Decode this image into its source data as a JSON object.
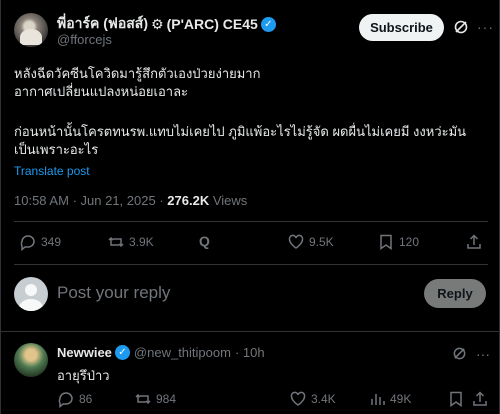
{
  "post": {
    "author_name": "พี่อาร์ค (ฟอสส์)",
    "author_suffix": "(P'ARC) CE45",
    "handle": "@fforcejs",
    "subscribe_label": "Subscribe",
    "text_line1": "หลังฉีดวัคซีนโควิดมารู้สึกตัวเองป่วยง่ายมาก",
    "text_line2": "อากาศเปลี่ยนแปลงหน่อยเอาละ",
    "text_line3": "ก่อนหน้านั้นโครตทนรพ.แทบไม่เคยไป ภูมิแพ้อะไรไม่รู้จัด ผดผื่นไม่เคยมี งงหว่ะมัน",
    "text_line4": "เป็นเพราะอะไร",
    "translate_label": "Translate post",
    "time": "10:58 AM",
    "date": "Jun 21, 2025",
    "views_count": "276.2K",
    "views_label": "Views",
    "replies": "349",
    "reposts": "3.9K",
    "likes": "9.5K",
    "bookmarks": "120"
  },
  "reply_box": {
    "placeholder": "Post your reply",
    "button_label": "Reply"
  },
  "comment": {
    "name": "Newwiee",
    "handle": "@new_thitipoom",
    "time": "· 10h",
    "text": "อายุรึป่าว",
    "replies": "86",
    "reposts": "984",
    "likes": "3.4K",
    "views": "49K"
  },
  "colors": {
    "accent": "#1d9bf0",
    "background": "#000000",
    "text_primary": "#e7e9ea",
    "text_secondary": "#71767b",
    "border": "#2f3336"
  },
  "icons": {
    "verified": "verified-badge-icon",
    "gear": "gear-icon",
    "grok": "grok-icon",
    "more": "more-dots-icon",
    "reply": "reply-icon",
    "repost": "repost-icon",
    "like": "heart-icon",
    "bookmark": "bookmark-icon",
    "share": "share-icon",
    "views": "views-bar-chart-icon"
  }
}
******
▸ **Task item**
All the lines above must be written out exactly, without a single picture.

▸ **Solution to this problem**
Decode this image into its source data as a JSON object.
{
  "post": {
    "author_name": "พี่อาร์ค (ฟอสส์)",
    "author_suffix": "(P'ARC) CE45",
    "handle": "@fforcejs",
    "subscribe_label": "Subscribe",
    "text_line1": "หลังฉีดวัคซีนโควิดมารู้สึกตัวเองป่วยง่ายมาก",
    "text_line2": "อากาศเปลี่ยนแปลงหน่อยเอาละ",
    "text_line3": "ก่อนหน้านั้นโครตทนรพ.แทบไม่เคยไป ภูมิแพ้อะไรไม่รู้จัด ผดผื่นไม่เคยมี งงหว่ะมัน",
    "text_line4": "เป็นเพราะอะไร",
    "translate_label": "Translate post",
    "time": "10:58 AM",
    "date": "Jun 21, 2025",
    "views_count": "276.2K",
    "views_label": "Views",
    "replies": "349",
    "reposts": "3.9K",
    "likes": "9.5K",
    "bookmarks": "120"
  },
  "reply_box": {
    "placeholder": "Post your reply",
    "button_label": "Reply"
  },
  "comment": {
    "name": "Newwiee",
    "handle": "@new_thitipoom",
    "time": "· 10h",
    "text": "อายุรึป่าว",
    "replies": "86",
    "reposts": "984",
    "likes": "3.4K",
    "views": "49K"
  },
  "colors": {
    "accent": "#1d9bf0",
    "background": "#000000",
    "text_primary": "#e7e9ea",
    "text_secondary": "#71767b",
    "border": "#2f3336"
  },
  "icons": {
    "verified": "verified-badge-icon",
    "gear": "gear-icon",
    "grok": "grok-icon",
    "more": "more-dots-icon",
    "reply": "reply-icon",
    "repost": "repost-icon",
    "like": "heart-icon",
    "bookmark": "bookmark-icon",
    "share": "share-icon",
    "views": "views-bar-chart-icon"
  }
}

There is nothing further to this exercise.